Today I had to share a â€œsuccessâ€ with a management training group I'm going through. We all have to do it; it's interesting and quite informative to hear what we're all going through. As part of the training we're supposed to share â€œchallengesâ€ and â€œsuccessesâ€ from work and life. I'm sure it's more than just seeing the different experiences that are coming together in the program: it's learning to interact and consider alternate perspectives in facing problems. Although I've had a number of successes lately at work, I chose to talk about â€œPositive Spaceâ€ (PS).
I work with the Ontario government's Pride Network (OPN): an employee network that is intended to support and connect staff members who are self-identified as lesbian, gay, bisexual or transgender (LGBT). I'm on their exec committee and chair of their Speaker's Bureau, so I coordinate presentations and speak across the province. We started a program several years ago called the Positive Space Campaign, in which we train Champions (PSC) to talk about issues to anyone who's interested, and to keep their office or cubicle as a â€œspaceâ€ where heteronormativity is held at bay (Canadian Government Executive, 2012). I was trained as one fairly early in the program, and we've now had over 600 people trained. Although I've done a number of presentations at m branch and talked to anyone who's curious, my particular building has remained mostly LGBT-free. I'm the only â€œoutâ€ person I know of.
A few weeks before Christmas, I suggested to our director that I do a presentation about the Champions; I'd just discovered a new Slide Deck and thought it was quite effective. He have me time in the managers' meeting, and I did my Â½ hour presentation. They were supposed to take it back to their staff, but I'm not sure many of them did. Because we have to few â€œoutâ€ LGBT people in our area, it's not seen as a high priority. But a few of them must have done so, and a groundswell started in one of the units.

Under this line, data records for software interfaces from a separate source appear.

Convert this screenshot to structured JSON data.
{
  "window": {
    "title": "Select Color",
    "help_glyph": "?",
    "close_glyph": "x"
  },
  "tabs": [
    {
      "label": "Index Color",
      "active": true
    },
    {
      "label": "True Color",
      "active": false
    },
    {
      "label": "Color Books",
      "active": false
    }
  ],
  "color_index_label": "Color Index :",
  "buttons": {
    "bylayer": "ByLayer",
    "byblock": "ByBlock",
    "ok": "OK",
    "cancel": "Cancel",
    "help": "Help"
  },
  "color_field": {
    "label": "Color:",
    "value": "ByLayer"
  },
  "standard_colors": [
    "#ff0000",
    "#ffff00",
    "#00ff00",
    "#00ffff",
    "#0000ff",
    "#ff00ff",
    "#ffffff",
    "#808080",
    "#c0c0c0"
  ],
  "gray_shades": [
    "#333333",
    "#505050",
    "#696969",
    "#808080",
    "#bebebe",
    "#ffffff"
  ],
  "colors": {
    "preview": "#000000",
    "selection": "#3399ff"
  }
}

Before Christmas, it turned out that over a dozen people were interested; this was enough interest that the organizers of the program felt justified in doing a personal presentation. Usually reserved for higher administrative types, we had 13 people go through the 2-hour session on a Friday morning early in January. This not only multiplied the numbers in my building significantly, but it doubled the number of PSCs in my ministry. And I think the trainers rather enjoyed it: my building (also called â€œthe labâ€) is filled with scientists, so we had a different perspective on some of the points. I think this was the first time some of the questions had been asked.
Although this was all good, it was not so much what I described as my â€œsuccessâ€. It was through this training session, and through the visibility of the Champions throughout my building, that a number of people came to me and asked questions. It was the first time most of them realized that they didn't have to be LGBT in order to be a Champion. Anyone is welcome: almost all of the 13 trained on that Saturday morning were straight. In several of the conversations I had, I think that for the first time people got a true sense of what diversity really means. It is not so much recognizing the value and strength in others, since that tends to segregate and emphasize that all of us are different. Rather, the true value in diversity is recognizing the value and strength in us all, beginning with those like me, and emphasizing the common bonds. That is what binds us together and shows us that we are all inter-dependent.